## Records for the task

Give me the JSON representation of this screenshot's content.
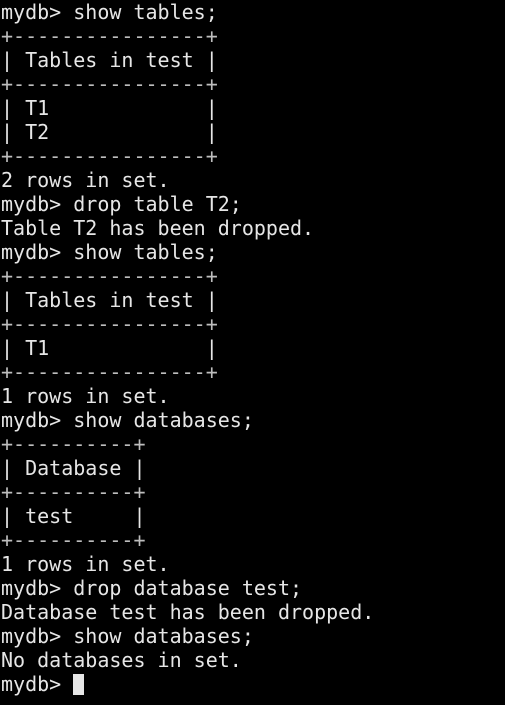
{
  "terminal": {
    "lines": [
      "mydb> show tables;",
      "+----------------+",
      "| Tables in test |",
      "+----------------+",
      "| T1             |",
      "| T2             |",
      "+----------------+",
      "2 rows in set.",
      "mydb> drop table T2;",
      "Table T2 has been dropped.",
      "mydb> show tables;",
      "+----------------+",
      "| Tables in test |",
      "+----------------+",
      "| T1             |",
      "+----------------+",
      "1 rows in set.",
      "mydb> show databases;",
      "+----------+",
      "| Database |",
      "+----------+",
      "| test     |",
      "+----------+",
      "1 rows in set.",
      "mydb> drop database test;",
      "Database test has been dropped.",
      "mydb> show databases;",
      "No databases in set."
    ],
    "prompt": "mydb>",
    "colors": {
      "background": "#000000",
      "foreground": "#e6e6e6",
      "cursor": "#e6e6e6"
    }
  }
}
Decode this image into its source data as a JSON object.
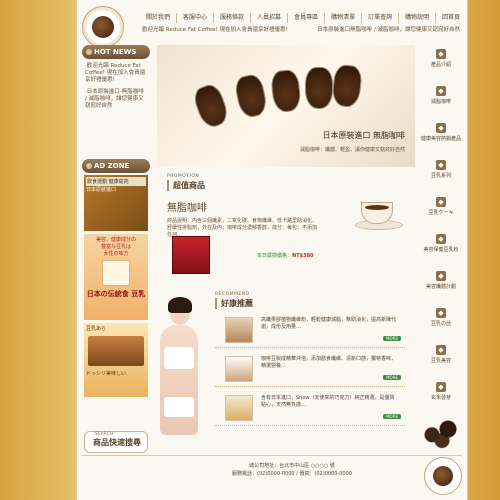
{
  "brand": {
    "logo_text": "Reduce Fat Coffee"
  },
  "topnav": [
    "關於我們",
    "客服中心",
    "服務條款",
    "人員招募",
    "會員專區",
    "購物清單",
    "訂單查詢",
    "購物說明",
    "回首頁"
  ],
  "ticker": {
    "left": "歡迎光臨 Reduce Fat Coffee! 現在加入會員還享好禮優惠!",
    "right": "日本原裝進口無脂咖啡 / 減脂咖啡，讓您健康又窈窕好自然"
  },
  "sidebar": {
    "hot_news_title": "HOT NEWS",
    "hot_news": [
      "‧歡迎光臨 Reduce Fat Coffee! 現在加入會員還享好禮優惠!",
      "‧日本原裝進口-無脂咖啡 / 減脂咖啡，讓您健康又窈窕好自然"
    ],
    "ad_zone_title": "AD ZONE",
    "ad1": {
      "head": "飲食運動 健康窈窕",
      "body": "日本原裝進口"
    },
    "ad2": {
      "line1": "美容、健康成分の",
      "line2": "豐富な豆乳は",
      "line3": "女性の味方",
      "big": "日本の伝統食 豆乳"
    },
    "ad3": {
      "line1": "豆乳あら",
      "line2": "ドッシリ美味しい"
    },
    "search": {
      "label_small": "SEARCH",
      "label_big": "商品快速搜尋"
    }
  },
  "hero": {
    "caption": "日本原裝進口 無脂咖啡",
    "subcaption": "減脂咖啡：纖體、輕盈、讓你健康又窈窕好自然"
  },
  "promo": {
    "tag": "PROMOTION",
    "title": "超值商品",
    "product_name": "無脂咖啡",
    "description": "商品說明：內含三個纖素，二氧化碳、食物纖維、低卡路里助消化、舒緩性排脂劑，外在及內；咖啡成分濃郁香醇，成分：每包：不添加任何…",
    "price_label": "本日震撼價格：",
    "price": "NT$380"
  },
  "recommend": {
    "tag": "RECOMMEND",
    "title": "好康推薦",
    "items": [
      {
        "text": "高纖果膠植物纖維粉，輕鬆健康減脂，幫助消化，提高新陳代謝，成份及用量…",
        "more": "MORE"
      },
      {
        "text": "咖啡豆製成精華沖泡，添加膳食纖維、清新口感，獨特香味，精選營養…",
        "more": "MORE"
      },
      {
        "text": "含有日本進口，Snow（天使來的巧克力）純正精選，是優質點心，天然無負擔…",
        "more": "MORE"
      }
    ]
  },
  "rightnav": [
    "產品介紹",
    "減脂咖啡",
    "健康美容熱銷產品",
    "豆乳系列",
    "豆乳ケーキ",
    "美容保健豆乳粉",
    "美容纖體計劃",
    "豆乳の話",
    "豆乳美容",
    "玄米發芽",
    "自然美研究"
  ],
  "footer": {
    "line1": "總公司地址：台北市中山區 ○○○○ 號",
    "line2": "服務電話：(02)0000-0000 / 傳真：(02)0000-0000"
  },
  "colors": {
    "accent": "#5b4630",
    "price": "#c2261d",
    "more_btn": "#3e8c3e"
  }
}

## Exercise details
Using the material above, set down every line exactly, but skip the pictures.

## Written response
Give me the JSON representation of this screenshot's content.
{
  "terminal": {
    "lines": [
      "mydb> show tables;",
      "+----------------+",
      "| Tables in test |",
      "+----------------+",
      "| T1             |",
      "| T2             |",
      "+----------------+",
      "2 rows in set.",
      "mydb> drop table T2;",
      "Table T2 has been dropped.",
      "mydb> show tables;",
      "+----------------+",
      "| Tables in test |",
      "+----------------+",
      "| T1             |",
      "+----------------+",
      "1 rows in set.",
      "mydb> show databases;",
      "+----------+",
      "| Database |",
      "+----------+",
      "| test     |",
      "+----------+",
      "1 rows in set.",
      "mydb> drop database test;",
      "Database test has been dropped.",
      "mydb> show databases;",
      "No databases in set."
    ],
    "prompt": "mydb>",
    "colors": {
      "background": "#000000",
      "foreground": "#e6e6e6",
      "cursor": "#e6e6e6"
    }
  }
}
Decode this image into its source data as a JSON object.
{
  "brand": {
    "logo_text": "Reduce Fat Coffee"
  },
  "topnav": [
    "關於我們",
    "客服中心",
    "服務條款",
    "人員招募",
    "會員專區",
    "購物清單",
    "訂單查詢",
    "購物說明",
    "回首頁"
  ],
  "ticker": {
    "left": "歡迎光臨 Reduce Fat Coffee! 現在加入會員還享好禮優惠!",
    "right": "日本原裝進口無脂咖啡 / 減脂咖啡，讓您健康又窈窕好自然"
  },
  "sidebar": {
    "hot_news_title": "HOT NEWS",
    "hot_news": [
      "‧歡迎光臨 Reduce Fat Coffee! 現在加入會員還享好禮優惠!",
      "‧日本原裝進口-無脂咖啡 / 減脂咖啡，讓您健康又窈窕好自然"
    ],
    "ad_zone_title": "AD ZONE",
    "ad1": {
      "head": "飲食運動 健康窈窕",
      "body": "日本原裝進口"
    },
    "ad2": {
      "line1": "美容、健康成分の",
      "line2": "豐富な豆乳は",
      "line3": "女性の味方",
      "big": "日本の伝統食 豆乳"
    },
    "ad3": {
      "line1": "豆乳あら",
      "line2": "ドッシリ美味しい"
    },
    "search": {
      "label_small": "SEARCH",
      "label_big": "商品快速搜尋"
    }
  },
  "hero": {
    "caption": "日本原裝進口 無脂咖啡",
    "subcaption": "減脂咖啡：纖體、輕盈、讓你健康又窈窕好自然"
  },
  "promo": {
    "tag": "PROMOTION",
    "title": "超值商品",
    "product_name": "無脂咖啡",
    "description": "商品說明：內含三個纖素，二氧化碳、食物纖維、低卡路里助消化、舒緩性排脂劑，外在及內；咖啡成分濃郁香醇，成分：每包：不添加任何…",
    "price_label": "本日震撼價格：",
    "price": "NT$380"
  },
  "recommend": {
    "tag": "RECOMMEND",
    "title": "好康推薦",
    "items": [
      {
        "text": "高纖果膠植物纖維粉，輕鬆健康減脂，幫助消化，提高新陳代謝，成份及用量…",
        "more": "MORE"
      },
      {
        "text": "咖啡豆製成精華沖泡，添加膳食纖維、清新口感，獨特香味，精選營養…",
        "more": "MORE"
      },
      {
        "text": "含有日本進口，Snow（天使來的巧克力）純正精選，是優質點心，天然無負擔…",
        "more": "MORE"
      }
    ]
  },
  "rightnav": [
    "產品介紹",
    "減脂咖啡",
    "健康美容熱銷產品",
    "豆乳系列",
    "豆乳ケーキ",
    "美容保健豆乳粉",
    "美容纖體計劃",
    "豆乳の話",
    "豆乳美容",
    "玄米發芽",
    "自然美研究"
  ],
  "footer": {
    "line1": "總公司地址：台北市中山區 ○○○○ 號",
    "line2": "服務電話：(02)0000-0000 / 傳真：(02)0000-0000"
  },
  "colors": {
    "accent": "#5b4630",
    "price": "#c2261d",
    "more_btn": "#3e8c3e"
  }
}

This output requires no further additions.